In this FIRST CALL, we are looking for research presentations from across all parts of the state. Regardless of the ecoregion you work in or the taxa you work with, others want to hear from you. Take this opportunity to share your completed or ongoing studies with your peers. Conference organizers will group abstracts into like categories to build concurrent sessions.
** Please submit abstracts for oral presentations and poster presentations to Jimmy Taylor, firstname.lastname@example.org
Abstracts must be submitted electronically via Microsoft Word by February 16, 2015. See instructions below and at https://ortws.wordpress.com/ .
** Let us know if you are a student and would like to be judged for Best Student Paper or Poster
Abstract Deadline: February 16, 2015
Please specify on the first line either “oral presentation” or “poster presentation”
Please limit abstracts to 250 words
Use Times New Roman, 12‐point font.
Title.—Type in all capitals.
Author name(s).—Type in upper and lower case, then convert to small capitals (do not manufacture small capitals by changing font size).

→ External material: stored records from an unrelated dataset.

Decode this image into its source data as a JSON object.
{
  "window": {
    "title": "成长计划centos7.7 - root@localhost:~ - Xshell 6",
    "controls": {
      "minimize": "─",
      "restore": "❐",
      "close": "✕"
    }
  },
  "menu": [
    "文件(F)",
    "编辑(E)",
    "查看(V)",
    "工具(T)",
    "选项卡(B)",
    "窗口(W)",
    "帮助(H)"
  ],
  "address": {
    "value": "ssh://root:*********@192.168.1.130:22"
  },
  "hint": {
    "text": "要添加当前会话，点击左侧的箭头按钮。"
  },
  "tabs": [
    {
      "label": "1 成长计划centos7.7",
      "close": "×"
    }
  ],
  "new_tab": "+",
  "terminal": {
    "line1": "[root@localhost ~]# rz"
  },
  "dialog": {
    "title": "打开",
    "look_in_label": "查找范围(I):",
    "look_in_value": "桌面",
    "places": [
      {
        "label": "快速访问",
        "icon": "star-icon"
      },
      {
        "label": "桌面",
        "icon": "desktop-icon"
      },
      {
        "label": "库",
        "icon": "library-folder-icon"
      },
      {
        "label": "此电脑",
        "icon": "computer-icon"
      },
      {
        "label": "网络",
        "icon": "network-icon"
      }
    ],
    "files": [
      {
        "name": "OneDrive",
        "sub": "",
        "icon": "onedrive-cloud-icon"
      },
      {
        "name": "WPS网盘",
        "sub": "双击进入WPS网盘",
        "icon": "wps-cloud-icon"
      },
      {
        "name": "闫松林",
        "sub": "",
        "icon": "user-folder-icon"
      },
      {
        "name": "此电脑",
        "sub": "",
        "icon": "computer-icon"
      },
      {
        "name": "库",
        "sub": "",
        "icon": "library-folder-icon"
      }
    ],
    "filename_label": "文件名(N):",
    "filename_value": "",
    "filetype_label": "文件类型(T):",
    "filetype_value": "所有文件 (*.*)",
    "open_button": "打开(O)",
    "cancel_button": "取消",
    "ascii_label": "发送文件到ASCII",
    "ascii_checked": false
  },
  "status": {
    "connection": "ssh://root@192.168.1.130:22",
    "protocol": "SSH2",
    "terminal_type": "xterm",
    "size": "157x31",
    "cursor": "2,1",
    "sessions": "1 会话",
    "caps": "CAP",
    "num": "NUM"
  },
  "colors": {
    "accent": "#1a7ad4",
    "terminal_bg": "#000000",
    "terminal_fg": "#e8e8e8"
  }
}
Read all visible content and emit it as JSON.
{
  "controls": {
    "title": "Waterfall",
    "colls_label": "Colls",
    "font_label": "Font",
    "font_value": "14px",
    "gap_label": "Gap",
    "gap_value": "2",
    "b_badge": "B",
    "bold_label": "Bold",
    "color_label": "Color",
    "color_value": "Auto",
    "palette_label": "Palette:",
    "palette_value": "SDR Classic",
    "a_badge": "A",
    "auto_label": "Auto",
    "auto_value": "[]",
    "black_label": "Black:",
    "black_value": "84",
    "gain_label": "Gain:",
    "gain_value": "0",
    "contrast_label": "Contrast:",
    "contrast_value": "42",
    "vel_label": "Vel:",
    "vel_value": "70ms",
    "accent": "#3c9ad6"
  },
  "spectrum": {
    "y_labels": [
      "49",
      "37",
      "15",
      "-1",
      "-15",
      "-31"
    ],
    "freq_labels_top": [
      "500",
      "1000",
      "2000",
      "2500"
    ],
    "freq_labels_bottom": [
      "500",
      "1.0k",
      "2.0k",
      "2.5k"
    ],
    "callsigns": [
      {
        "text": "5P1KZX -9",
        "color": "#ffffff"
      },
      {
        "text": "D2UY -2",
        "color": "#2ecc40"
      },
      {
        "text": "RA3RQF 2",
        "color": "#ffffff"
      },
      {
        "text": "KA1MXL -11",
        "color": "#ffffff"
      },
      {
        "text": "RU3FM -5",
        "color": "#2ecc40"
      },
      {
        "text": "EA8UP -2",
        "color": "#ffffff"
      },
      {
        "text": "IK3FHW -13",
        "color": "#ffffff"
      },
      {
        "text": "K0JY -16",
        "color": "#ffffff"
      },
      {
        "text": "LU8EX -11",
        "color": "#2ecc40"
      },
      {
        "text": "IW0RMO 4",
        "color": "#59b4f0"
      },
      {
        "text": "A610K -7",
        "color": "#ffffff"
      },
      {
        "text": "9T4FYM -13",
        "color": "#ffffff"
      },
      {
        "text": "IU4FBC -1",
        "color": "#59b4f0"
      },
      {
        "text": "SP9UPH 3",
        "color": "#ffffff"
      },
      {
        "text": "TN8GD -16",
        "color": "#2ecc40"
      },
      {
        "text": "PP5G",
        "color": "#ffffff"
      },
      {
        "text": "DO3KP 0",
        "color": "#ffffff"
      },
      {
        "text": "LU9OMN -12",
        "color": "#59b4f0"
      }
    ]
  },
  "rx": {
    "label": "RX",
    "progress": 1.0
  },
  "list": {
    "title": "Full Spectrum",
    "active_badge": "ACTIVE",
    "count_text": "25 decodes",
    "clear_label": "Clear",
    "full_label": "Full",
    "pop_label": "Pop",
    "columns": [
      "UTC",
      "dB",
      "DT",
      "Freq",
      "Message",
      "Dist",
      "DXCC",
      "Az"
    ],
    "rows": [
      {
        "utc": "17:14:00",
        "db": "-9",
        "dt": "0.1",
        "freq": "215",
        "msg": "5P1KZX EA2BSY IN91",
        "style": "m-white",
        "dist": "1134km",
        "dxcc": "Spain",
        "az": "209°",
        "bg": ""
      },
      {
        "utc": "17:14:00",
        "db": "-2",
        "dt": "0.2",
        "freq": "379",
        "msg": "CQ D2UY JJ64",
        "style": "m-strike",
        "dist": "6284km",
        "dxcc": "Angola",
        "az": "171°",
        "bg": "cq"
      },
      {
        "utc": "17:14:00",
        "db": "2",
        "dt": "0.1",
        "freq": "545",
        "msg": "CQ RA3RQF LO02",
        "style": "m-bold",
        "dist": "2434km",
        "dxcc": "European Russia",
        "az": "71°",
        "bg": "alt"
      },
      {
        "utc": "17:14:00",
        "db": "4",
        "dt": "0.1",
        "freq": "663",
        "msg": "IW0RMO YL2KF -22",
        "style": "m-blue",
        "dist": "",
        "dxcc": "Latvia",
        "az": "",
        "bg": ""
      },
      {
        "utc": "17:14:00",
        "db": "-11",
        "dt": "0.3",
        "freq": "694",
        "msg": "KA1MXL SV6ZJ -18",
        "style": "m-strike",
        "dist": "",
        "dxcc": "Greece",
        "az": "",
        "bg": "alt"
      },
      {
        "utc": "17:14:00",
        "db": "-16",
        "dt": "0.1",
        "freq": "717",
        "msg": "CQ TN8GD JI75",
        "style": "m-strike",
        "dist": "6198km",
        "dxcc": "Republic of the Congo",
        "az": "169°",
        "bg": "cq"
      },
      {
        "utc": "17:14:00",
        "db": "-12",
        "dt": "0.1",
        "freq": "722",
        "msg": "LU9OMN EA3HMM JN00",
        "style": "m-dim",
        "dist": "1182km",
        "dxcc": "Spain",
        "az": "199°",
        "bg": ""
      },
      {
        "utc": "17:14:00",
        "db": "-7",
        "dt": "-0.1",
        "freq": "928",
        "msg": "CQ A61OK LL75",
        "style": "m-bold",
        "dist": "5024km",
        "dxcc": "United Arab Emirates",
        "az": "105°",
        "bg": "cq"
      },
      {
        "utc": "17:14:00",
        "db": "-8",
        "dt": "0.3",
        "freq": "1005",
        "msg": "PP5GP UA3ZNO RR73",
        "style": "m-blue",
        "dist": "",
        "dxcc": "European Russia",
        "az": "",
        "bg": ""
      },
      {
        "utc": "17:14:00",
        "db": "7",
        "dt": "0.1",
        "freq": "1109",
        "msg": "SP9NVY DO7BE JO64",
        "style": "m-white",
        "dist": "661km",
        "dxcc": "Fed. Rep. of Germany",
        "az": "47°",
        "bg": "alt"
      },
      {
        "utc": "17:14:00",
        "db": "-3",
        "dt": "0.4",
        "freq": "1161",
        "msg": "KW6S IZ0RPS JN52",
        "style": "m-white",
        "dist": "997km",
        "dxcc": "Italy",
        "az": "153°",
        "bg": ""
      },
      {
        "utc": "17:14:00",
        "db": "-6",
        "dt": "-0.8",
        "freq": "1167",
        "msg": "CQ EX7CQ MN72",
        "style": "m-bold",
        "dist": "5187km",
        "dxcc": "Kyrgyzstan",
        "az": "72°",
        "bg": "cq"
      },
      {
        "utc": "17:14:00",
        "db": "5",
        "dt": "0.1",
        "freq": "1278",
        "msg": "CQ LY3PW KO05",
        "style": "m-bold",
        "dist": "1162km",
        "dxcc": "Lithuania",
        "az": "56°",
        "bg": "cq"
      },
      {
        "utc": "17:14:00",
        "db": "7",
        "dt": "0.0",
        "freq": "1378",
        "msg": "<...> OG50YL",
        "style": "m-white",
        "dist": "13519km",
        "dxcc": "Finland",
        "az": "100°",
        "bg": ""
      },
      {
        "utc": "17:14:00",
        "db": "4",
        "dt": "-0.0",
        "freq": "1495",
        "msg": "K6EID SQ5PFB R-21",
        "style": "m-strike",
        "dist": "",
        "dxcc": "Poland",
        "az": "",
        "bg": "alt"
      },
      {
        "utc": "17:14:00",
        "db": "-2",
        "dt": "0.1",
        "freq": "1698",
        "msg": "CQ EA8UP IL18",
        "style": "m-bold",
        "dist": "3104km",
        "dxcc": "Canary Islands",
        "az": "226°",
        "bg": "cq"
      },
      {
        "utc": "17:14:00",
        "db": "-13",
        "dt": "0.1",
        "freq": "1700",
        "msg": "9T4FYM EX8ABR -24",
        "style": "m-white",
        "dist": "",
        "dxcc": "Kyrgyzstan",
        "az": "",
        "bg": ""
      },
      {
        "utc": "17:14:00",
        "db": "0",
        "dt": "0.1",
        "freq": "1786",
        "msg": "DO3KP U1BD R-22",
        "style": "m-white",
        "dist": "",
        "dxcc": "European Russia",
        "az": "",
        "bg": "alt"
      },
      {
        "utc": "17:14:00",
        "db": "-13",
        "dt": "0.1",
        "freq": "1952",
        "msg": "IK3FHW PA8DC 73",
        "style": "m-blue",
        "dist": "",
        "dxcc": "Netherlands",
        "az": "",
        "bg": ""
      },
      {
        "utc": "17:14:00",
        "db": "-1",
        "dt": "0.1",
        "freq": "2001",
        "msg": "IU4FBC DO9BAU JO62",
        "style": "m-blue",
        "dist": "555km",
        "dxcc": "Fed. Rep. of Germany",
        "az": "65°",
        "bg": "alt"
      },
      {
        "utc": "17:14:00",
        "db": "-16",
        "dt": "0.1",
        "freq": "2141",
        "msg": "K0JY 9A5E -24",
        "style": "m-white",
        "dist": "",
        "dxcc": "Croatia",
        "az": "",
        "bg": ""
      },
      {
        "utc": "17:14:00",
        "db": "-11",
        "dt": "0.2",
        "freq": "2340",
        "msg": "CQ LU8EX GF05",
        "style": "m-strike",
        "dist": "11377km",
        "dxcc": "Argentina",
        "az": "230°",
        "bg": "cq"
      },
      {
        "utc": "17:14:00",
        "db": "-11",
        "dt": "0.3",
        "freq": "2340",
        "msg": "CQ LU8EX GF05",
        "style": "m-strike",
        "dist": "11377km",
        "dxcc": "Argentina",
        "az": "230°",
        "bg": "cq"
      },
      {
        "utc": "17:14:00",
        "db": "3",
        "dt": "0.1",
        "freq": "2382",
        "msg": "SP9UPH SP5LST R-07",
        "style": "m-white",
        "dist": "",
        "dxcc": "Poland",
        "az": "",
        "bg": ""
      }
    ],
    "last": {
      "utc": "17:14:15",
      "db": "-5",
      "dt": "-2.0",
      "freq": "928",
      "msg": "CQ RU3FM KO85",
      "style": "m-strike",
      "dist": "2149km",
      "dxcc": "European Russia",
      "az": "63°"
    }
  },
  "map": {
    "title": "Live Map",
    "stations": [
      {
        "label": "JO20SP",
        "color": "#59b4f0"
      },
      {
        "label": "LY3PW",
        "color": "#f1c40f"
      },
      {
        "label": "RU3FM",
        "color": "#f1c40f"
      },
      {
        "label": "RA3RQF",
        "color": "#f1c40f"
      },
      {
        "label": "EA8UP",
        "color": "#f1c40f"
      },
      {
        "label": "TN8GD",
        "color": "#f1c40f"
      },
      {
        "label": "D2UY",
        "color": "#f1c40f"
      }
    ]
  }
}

Author address(es).—Italicize. If there are several authors with different addresses, follow each author name with the appropriate address; spell out street addresses, use state acronyms, no comma between state and zip code, include the name of the country if other than the United States or Canada; separate street address and email address with a semi‐colon.
Abstract.—Indent. Single space and type in upper and lower case. The abstract should summarize the paper with an emphasis on results and their meaning. Only small capitals and italics are retained, so please do not use bold face or any other non‐standard type face. Leave only 1 space between a period and the start of the next sentence. Scientific names should be italicized and should accompany the 1st use of the common name. Common names should be capitalized.
THERMOREGULATORY BEHAVIOR AND GROWTH CHARACTERISTICS OF WESTERN POND TURTLES ON THE REGULATED MAINSTEM TRINITY RIVER AND UNREGULATED SOUTH FORK TRINITY RIVER. Jamie B Bettaso, US Fish and Wildlife Service, Arcata Field Office, 1655 Heindon Road, Arcata, CA 95521; email@example.com; Donald T Ashton, Hartwell H Welsh, JR., US Forest Service, Redwood Sciences Laboratory, 1700 Bayview Drive, Arcata, CA 95521.
The Western Pond Turtle (Actinemys marmorata) is a California State Species of Special Concern and listed as a Sensitive Species by the Oregon Department of Fish and Wildlife, as the species has been declining throughout its range…
ORAL PRESENTATION GUIDELINES
Presentations should be 30 minutes with time allotted for questions from the audience. Exact dates and time slots for accepted presentations will be arranged to group similar topics into categories for sessions. Once sessions are arranged, the moderator for your session will contact you to arrange for a short biography and to obtain any presentation materials (slideshow, etc) that will be needed for the meeting.
POSTER PRESENTATION GUIDELINES
Each poster should be contained within a 3 ft.-high x 4 ft.-wide area. Posters should be attached to poster boards or other sturdy material provided by the presenter. Posters will be affixed to the walls using painters tape. If you have your own poster stand please bring it as there are limited stands and tables. Also please bring copies of your poster abstract and contact information to hand out to poster session attendees. Contact Fran Cafferata Coe directly if you have additional questions about display boards and/or the size of your poster.
Contact Fran at (503)-680-7939 or firstname.lastname@example.org